  geom_path(aes(x=x, y=y),data=survey.area) +
  geom_point(aes(x=Xcoord, y=Ycoord, group="Point"), data=DSdata, colour="black")

library("gridExtra")
grid.arrange(pcount_tw, pcount_cv_tw, ncol=2)
Map of hare density (ind/km²) and of associated coefficient of variation in Rouillacais site from the DSM model with coordinates as covariates using Tweedie response. Black dots represent the sampled point.

Figure 5: Map of hare density (ind/km²) and of associated coefficient of variation in Rouillacais site from the DSM model with coordinates as covariates using Tweedie response. Black dots represent the sampled point.

This is a small example of what can be done using DSM and the simplest covariates available: geographical coordinates.

Mauvy, B., Souchay, G., Arnauduc, J.-P., & Guitton, J.-S. (2017). The french hare network : A tool to study european hare populations dynamics on a large scale. 33rd iubg congress & 14th perdix symposium. Retrieved from http://iugb2017.com/wp-content/uploads/2017/08/abstract-book-FINAL-VERSION.pdf

Miller, D. L., Burt, M. L., Rexstad, E. A., & Thomas, L. (2013). Spatial models for distance sampling data: Recent developments and future directions.
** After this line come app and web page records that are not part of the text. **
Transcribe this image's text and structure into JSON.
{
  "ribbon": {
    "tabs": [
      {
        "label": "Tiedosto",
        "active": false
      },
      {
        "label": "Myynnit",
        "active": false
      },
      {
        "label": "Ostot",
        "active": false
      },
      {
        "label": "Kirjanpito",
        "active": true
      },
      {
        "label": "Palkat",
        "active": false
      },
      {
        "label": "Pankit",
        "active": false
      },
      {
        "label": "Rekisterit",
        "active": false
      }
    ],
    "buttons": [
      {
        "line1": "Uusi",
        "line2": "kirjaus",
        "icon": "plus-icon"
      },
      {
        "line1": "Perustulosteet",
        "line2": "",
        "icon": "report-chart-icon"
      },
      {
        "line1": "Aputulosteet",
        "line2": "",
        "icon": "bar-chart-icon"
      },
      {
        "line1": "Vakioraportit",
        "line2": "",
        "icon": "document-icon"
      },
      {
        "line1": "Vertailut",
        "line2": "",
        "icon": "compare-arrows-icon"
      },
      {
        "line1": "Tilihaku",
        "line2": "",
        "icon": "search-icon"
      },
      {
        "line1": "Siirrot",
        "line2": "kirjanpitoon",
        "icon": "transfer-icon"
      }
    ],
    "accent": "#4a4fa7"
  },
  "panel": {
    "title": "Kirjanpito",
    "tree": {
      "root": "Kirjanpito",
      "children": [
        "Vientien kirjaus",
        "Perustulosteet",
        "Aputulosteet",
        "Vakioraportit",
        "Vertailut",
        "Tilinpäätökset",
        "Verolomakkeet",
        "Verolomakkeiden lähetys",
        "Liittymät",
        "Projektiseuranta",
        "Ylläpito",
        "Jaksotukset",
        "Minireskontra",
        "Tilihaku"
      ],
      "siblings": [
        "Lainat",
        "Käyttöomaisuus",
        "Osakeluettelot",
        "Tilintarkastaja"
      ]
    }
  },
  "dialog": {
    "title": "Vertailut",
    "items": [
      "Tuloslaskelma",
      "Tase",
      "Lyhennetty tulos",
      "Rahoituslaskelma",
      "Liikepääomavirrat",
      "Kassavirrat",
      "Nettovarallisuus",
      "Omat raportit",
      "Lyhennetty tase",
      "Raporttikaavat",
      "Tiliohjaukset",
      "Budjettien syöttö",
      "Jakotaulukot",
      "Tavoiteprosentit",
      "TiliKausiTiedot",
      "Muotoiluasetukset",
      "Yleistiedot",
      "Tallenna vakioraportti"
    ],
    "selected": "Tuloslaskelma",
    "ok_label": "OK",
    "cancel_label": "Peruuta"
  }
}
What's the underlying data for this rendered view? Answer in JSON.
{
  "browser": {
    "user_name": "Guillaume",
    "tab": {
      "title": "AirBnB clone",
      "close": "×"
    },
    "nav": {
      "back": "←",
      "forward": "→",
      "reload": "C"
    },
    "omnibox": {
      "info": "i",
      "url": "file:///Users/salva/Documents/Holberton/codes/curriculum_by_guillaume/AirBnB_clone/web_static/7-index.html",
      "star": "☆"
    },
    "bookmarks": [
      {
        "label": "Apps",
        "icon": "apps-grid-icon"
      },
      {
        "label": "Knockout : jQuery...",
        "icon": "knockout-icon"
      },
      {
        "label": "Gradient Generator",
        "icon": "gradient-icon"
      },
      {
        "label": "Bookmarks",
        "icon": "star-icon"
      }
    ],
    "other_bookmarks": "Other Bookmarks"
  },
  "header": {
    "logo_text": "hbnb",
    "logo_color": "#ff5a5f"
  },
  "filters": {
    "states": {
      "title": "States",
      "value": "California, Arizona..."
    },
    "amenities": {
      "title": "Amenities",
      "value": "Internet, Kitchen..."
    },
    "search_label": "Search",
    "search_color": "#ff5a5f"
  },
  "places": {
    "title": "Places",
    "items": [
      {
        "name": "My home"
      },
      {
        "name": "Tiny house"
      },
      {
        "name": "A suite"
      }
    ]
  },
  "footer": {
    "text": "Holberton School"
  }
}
Methods in Ecology and Evolution, 4, 1001–1010. https://doi.org/10.1111/2041-210X.12105

Peroux, R., Mauvy, B., Lartiges, A., Bray, Y., & Marboutin, E. (1997). Point transects sampling: A new approach to estimate densities or abundances of european hare (lepus europaeus) from spotlight counts. Game and Wildlife, 14, 525–529.

R Core Team. (2019). R: A language and environment for statistical computing. Vienna Austria: R Foundation for Statistical Computing.